◆ **EXERCISE AIM**: Scan the entries below and return each line that contains "will".

──────── RECORDS TO USE

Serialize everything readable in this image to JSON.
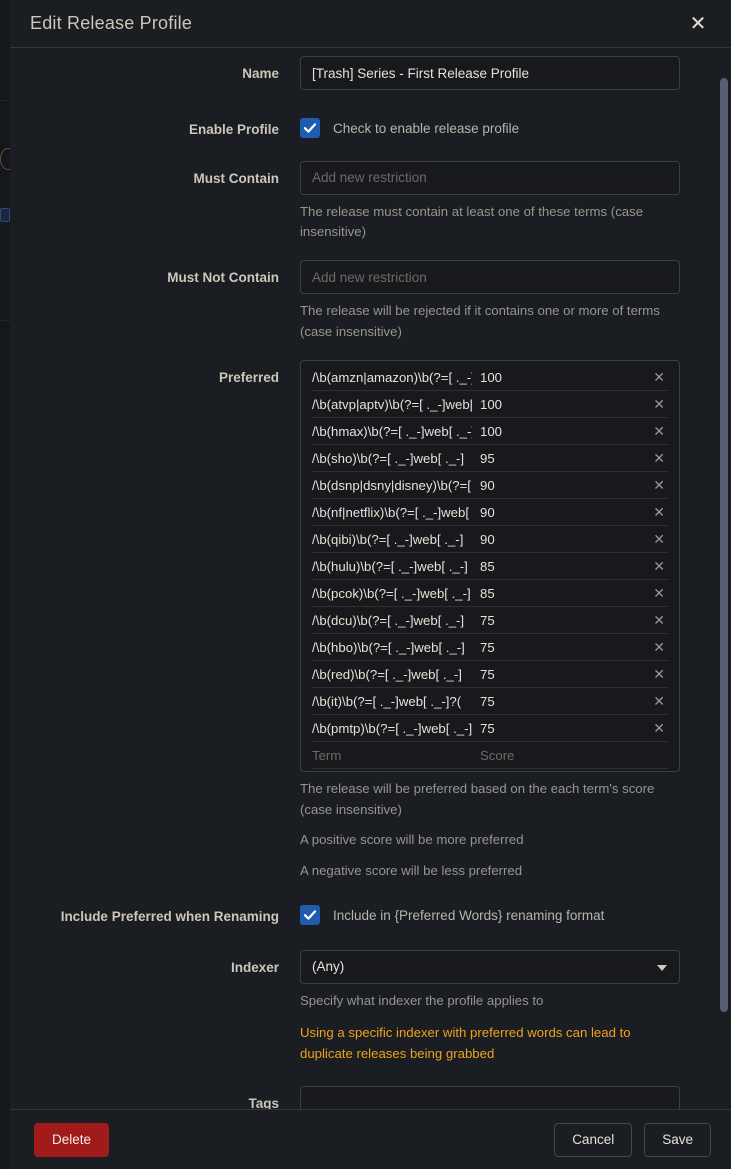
{
  "modal": {
    "title": "Edit Release Profile",
    "close_icon": "close-icon"
  },
  "fields": {
    "name": {
      "label": "Name",
      "value": "[Trash] Series - First Release Profile"
    },
    "enable_profile": {
      "label": "Enable Profile",
      "checkbox_label": "Check to enable release profile",
      "checked": true
    },
    "must_contain": {
      "label": "Must Contain",
      "placeholder": "Add new restriction",
      "help": "The release must contain at least one of these terms (case insensitive)"
    },
    "must_not_contain": {
      "label": "Must Not Contain",
      "placeholder": "Add new restriction",
      "help": "The release will be rejected if it contains one or more of terms (case insensitive)"
    },
    "preferred": {
      "label": "Preferred",
      "term_placeholder": "Term",
      "score_placeholder": "Score",
      "delete_icon": "close-icon",
      "help_1": "The release will be preferred based on the each term's score (case insensitive)",
      "help_2": "A positive score will be more preferred",
      "help_3": "A negative score will be less preferred",
      "rows": [
        {
          "term": "/\\b(amzn|amazon)\\b(?=[ ._-]web[ ._-]",
          "score": "100"
        },
        {
          "term": "/\\b(atvp|aptv)\\b(?=[ ._-]web[ ._-]",
          "score": "100"
        },
        {
          "term": "/\\b(hmax)\\b(?=[ ._-]web[ ._-]",
          "score": "100"
        },
        {
          "term": "/\\b(sho)\\b(?=[ ._-]web[ ._-]",
          "score": "95"
        },
        {
          "term": "/\\b(dsnp|dsny|disney)\\b(?=[ ._-]",
          "score": "90"
        },
        {
          "term": "/\\b(nf|netflix)\\b(?=[ ._-]web[ ._-]",
          "score": "90"
        },
        {
          "term": "/\\b(qibi)\\b(?=[ ._-]web[ ._-]",
          "score": "90"
        },
        {
          "term": "/\\b(hulu)\\b(?=[ ._-]web[ ._-]",
          "score": "85"
        },
        {
          "term": "/\\b(pcok)\\b(?=[ ._-]web[ ._-]",
          "score": "85"
        },
        {
          "term": "/\\b(dcu)\\b(?=[ ._-]web[ ._-]",
          "score": "75"
        },
        {
          "term": "/\\b(hbo)\\b(?=[ ._-]web[ ._-]",
          "score": "75"
        },
        {
          "term": "/\\b(red)\\b(?=[ ._-]web[ ._-]",
          "score": "75"
        },
        {
          "term": "/\\b(it)\\b(?=[ ._-]web[ ._-]?(",
          "score": "75"
        },
        {
          "term": "/\\b(pmtp)\\b(?=[ ._-]web[ ._-]",
          "score": "75"
        }
      ]
    },
    "include_preferred": {
      "label": "Include Preferred when Renaming",
      "checkbox_label": "Include in {Preferred Words} renaming format",
      "checked": true
    },
    "indexer": {
      "label": "Indexer",
      "value": "(Any)",
      "caret_icon": "chevron-down-icon",
      "help": "Specify what indexer the profile applies to",
      "warning": "Using a specific indexer with preferred words can lead to duplicate releases being grabbed"
    },
    "tags": {
      "label": "Tags",
      "value": ""
    }
  },
  "footer": {
    "delete_label": "Delete",
    "cancel_label": "Cancel",
    "save_label": "Save"
  },
  "colors": {
    "accent_blue": "#1f5cb0",
    "danger_red": "#a21b1b",
    "warning_orange": "#f0a21c",
    "modal_bg": "#1a1d21",
    "input_bg": "#17191d"
  }
}
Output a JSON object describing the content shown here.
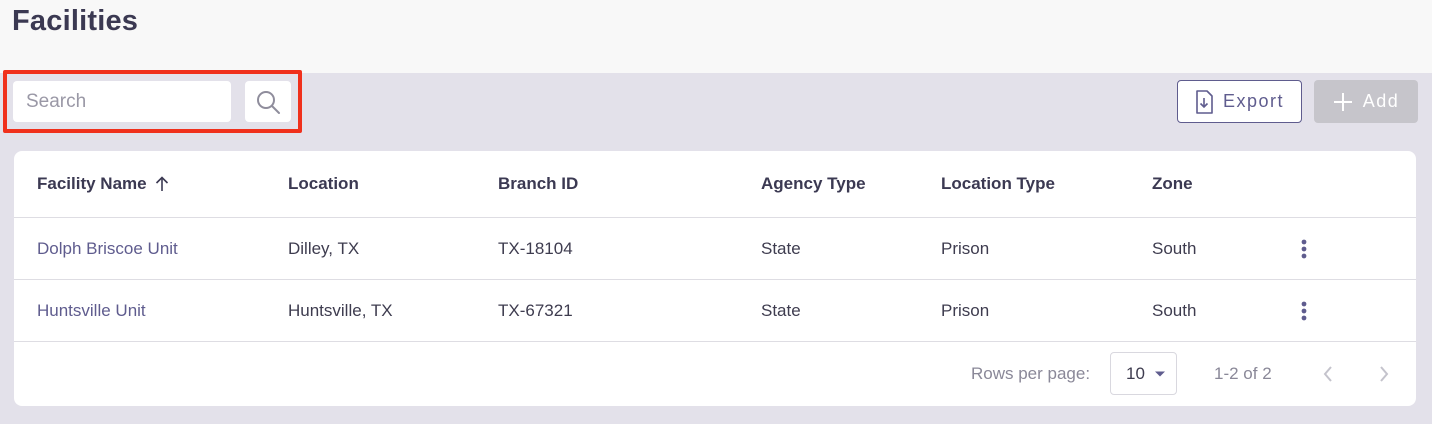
{
  "page": {
    "title": "Facilities"
  },
  "toolbar": {
    "search_placeholder": "Search",
    "search_value": "",
    "export_label": "Export",
    "add_label": "Add"
  },
  "colors": {
    "accent": "#5f5c8e",
    "highlight": "#f0301c",
    "page_bg": "#e3e1ea",
    "header_bg": "#f8f8f8",
    "disabled": "#c6c5cb"
  },
  "table": {
    "columns": [
      "Facility Name",
      "Location",
      "Branch ID",
      "Agency Type",
      "Location Type",
      "Zone"
    ],
    "sort": {
      "column": "Facility Name",
      "direction": "ascending",
      "icon": "arrow-up-icon"
    },
    "rows": [
      {
        "facility_name": "Dolph Briscoe Unit",
        "location": "Dilley, TX",
        "branch_id": "TX-18104",
        "agency_type": "State",
        "location_type": "Prison",
        "zone": "South"
      },
      {
        "facility_name": "Huntsville Unit",
        "location": "Huntsville, TX",
        "branch_id": "TX-67321",
        "agency_type": "State",
        "location_type": "Prison",
        "zone": "South"
      }
    ]
  },
  "pagination": {
    "rows_per_page_label": "Rows per page:",
    "rows_per_page_value": "10",
    "range_label": "1-2 of 2"
  },
  "icons": {
    "search": "search-icon",
    "export": "download-icon",
    "add": "plus-icon",
    "row_menu": "more-vertical-icon",
    "dropdown": "caret-down-icon",
    "prev": "chevron-left-icon",
    "next": "chevron-right-icon"
  }
}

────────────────

◆ **REPLY**:
      "help": "The release will be rejected if it contains one or more of terms (case insensitive)"
      "help_1": "The release will be preferred based on the each term's score (case insensitive)",
      "help_2": "A positive score will be more preferred",
      "help_3": "A negative score will be less preferred",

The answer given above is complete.